The SEC noted that certain broker-dealers pass the make rebates and take fees to their clients while wholesale market makers don’t.
The Commission alleged that Gu and Lee generated illegal profits by “using broker-dealer accounts that passed rebates back to their customers to place initial orders on one side of the market and then using broker-dealer accounts that did not charge fees for taking liquidity for his subsequent orders on the other side of the market.”
Gu and Lee allegedly “focused their wash trading scheme on trading out-of-the-money put options in meme stocks that experienced a significant increase in price and trading volume in early 2021. The defendants believed that put options on those stocks are less attractive for other market participants, making it easier to trade with themselves.

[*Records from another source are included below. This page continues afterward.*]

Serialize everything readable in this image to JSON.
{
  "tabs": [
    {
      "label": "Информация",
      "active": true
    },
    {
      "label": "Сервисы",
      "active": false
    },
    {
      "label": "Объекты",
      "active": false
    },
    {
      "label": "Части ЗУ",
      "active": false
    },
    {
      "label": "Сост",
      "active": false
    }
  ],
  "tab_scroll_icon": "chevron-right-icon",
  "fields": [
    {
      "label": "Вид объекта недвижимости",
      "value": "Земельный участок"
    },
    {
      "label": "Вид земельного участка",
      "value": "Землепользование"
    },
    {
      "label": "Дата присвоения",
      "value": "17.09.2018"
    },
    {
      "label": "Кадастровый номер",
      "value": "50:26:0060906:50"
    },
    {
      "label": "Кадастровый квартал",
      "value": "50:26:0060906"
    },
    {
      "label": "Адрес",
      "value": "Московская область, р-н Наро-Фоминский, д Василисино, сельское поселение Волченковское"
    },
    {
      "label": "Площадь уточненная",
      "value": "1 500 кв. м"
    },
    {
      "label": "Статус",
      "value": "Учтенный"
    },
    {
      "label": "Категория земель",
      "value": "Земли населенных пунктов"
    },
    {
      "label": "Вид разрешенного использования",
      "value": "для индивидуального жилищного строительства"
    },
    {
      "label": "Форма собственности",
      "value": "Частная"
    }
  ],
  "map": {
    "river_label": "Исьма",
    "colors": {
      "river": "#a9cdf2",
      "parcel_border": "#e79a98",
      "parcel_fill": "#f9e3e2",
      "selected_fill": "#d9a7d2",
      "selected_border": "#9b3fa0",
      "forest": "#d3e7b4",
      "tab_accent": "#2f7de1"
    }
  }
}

The defendants violated the anti-fraud provision of the federal securities laws, according to the Commission.
In a statement, SEC Market Abuse Unit Chief Joseph Sansone said, “As alleged in our complaint, Gu and Lee engaged in a deceptive wash trading scheme to game the exchanges’ maker-taker programs and take advantage of market conditions associated with meme stocks trading.